This post is #194 in a series ... Through this series of posts I plan to share our family's experiences during and following our 17-year-old daughter's year-long battle with brain cancer, which began in February of 2008. My desire is to process through the events of that period from the perspective that a decade of time has brought ... for myself, really. But if you'd like to follow along, you're welcome to join me.
Read Part One
Read Part Two
Respite Retreat was an event hosted by David and Nancy Guthrie specifically for parents who had lost children. At the retreat, we spent hours listening to bereaved parents pour out their hearts both in group meetings and with us privately over meals and during free time. We did our own share of pouring, as well! There were twelve couples there from ten different states and Canada, and our stories of loss were, for the most part, very different. But here are some things that, over the course of the weekend, we discovered we had in common:
-- The pain we share is deep, and it is very real. There were parents there whose son lived for only two heartbeats after birth, and parents whose daughter lived to be an adult with a child of her own. There were parents whose child had suffered months or years of illness, and parents whose child's life was gone in one earth-shattering moment. Two couples had lost two children. I still don't know if the conversation I overheard 17 years ago was completely accurate. I do believe there are things that could be worse than death when it comes to your children, but the pain and grief I heard and felt that weekend was immense. It didn't matter how old our children were or how we lost them ... the pain was deep, and it was real.
-- Most of us who were there had come to terms with God's sovereignty in taking our children to Heaven sooner than we would have liked, but as one dad put it, "We reserve the right to protest." While we all agreed that our faith has gotten us through our experiences, nearly all of us had experienced some real spiritual struggles.
-- All of us had struggled with feeling "different" or "out of place" in the world. Our thoughts are different, our outlook is different, our conversation is different. One mom said, "Everyone around us is talking about kindergarten and we want to talk about calculus!" I agreed with her. Who has time for small talk and chit-chat, when there are issues of such great importance to discuss? I think that's one reason we enjoyed visiting with these other parents so much! We spent all our time talking about issues and experiences we felt so passionately about.
-- All of us had struggled with getting back into "real life" after the death of our children. People usually don't know what to say to us, or if they should say anything at all. And we're no help ... sometimes we want them to talk to us and sometimes we don't! One couple said that they felt like they carried death with them everywhere they went, and it had deeply affected their relationships with others. Oddly enough, the place we all agreed was the most difficult to go back to was church! I think part of that is just the emotion inherent in attending a worship service, but I suspect some of it may be that we seem to feel it necessary to keep up a "front" in church so that others will think we are just as perfect inside as we appear to be on the outside.

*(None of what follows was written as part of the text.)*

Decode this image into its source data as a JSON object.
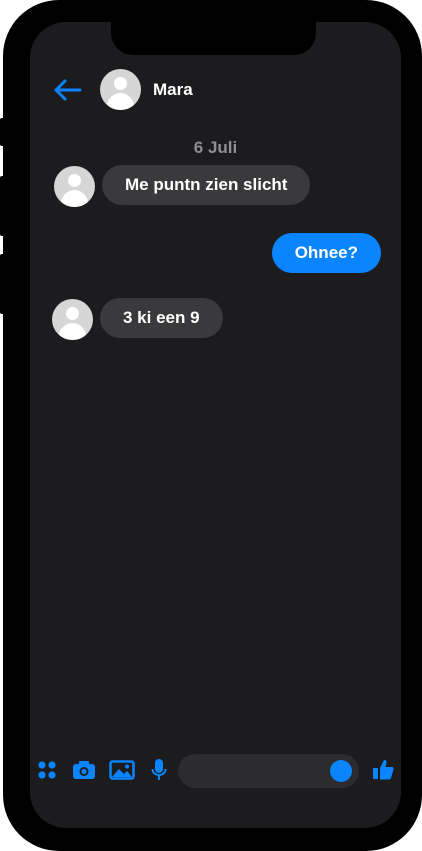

-- We had all experienced some degree of memory loss or "brain fog" related to our child's death and the time that's passed since then. I had thought it was just me, or the fact that I was getting older, but I realized that was not the case. Maybe it's because our thoughts had become so consumed with "calculus" all the time. I was just glad to know that I wasn't the only one!
-- All of the moms felt like they had aged rapidly since the death of their child. All of us described the experience of looking in the mirror and wondering what had happened to us! And not just in appearance ... it seemed that that extra weight of grief has taken a toll on our bodies as well.
-- This may be surprising, but when one dad described their experience of losing their 3-month-old baby as 100% terrible and 100% wonderful at the same time, we all murmured in agreement. We all agreed that as awful as losing our children has been, so much good has come from our experiences as well and we could be thankful for that.
-- All of us had a strong desire that our children not be forgotten. Every one of us, in different ways, had sought ways to memorialize our children. I had never thought this would be a big deal for us ... we truly believe Hannah's storm was more about God than it ever was about Hannah ... but as time went by, I did find myself wanting to make sure that Hannah's life was not forgotten.
-- Finally, we all agreed that we could never survive these experiences without our faith in God. I often heard people at that retreat wondering aloud how people got through things like this without Him. I had said that many, many times myself. And as difficult emotionally as the retreat was, we all left there uplifted, because we all knew we would be seeing our children again. Best of all, we all left knowing that the time we've spent without them here will be redeemed in Heaven someday ... every minute will be made up for. And that was a cause to rejoice.
This retreat was an incredibly valuable and healing experience for Brad and I. Before the retreat was even over, we began talking about how wonderful it would be to bring this bereaved parent retreat concept back home to Arkansas. We felt strongly impressed by God that this was something He may be calling us to do. We had no idea what the first step might be, but we were prepared to take it.
To be continued ...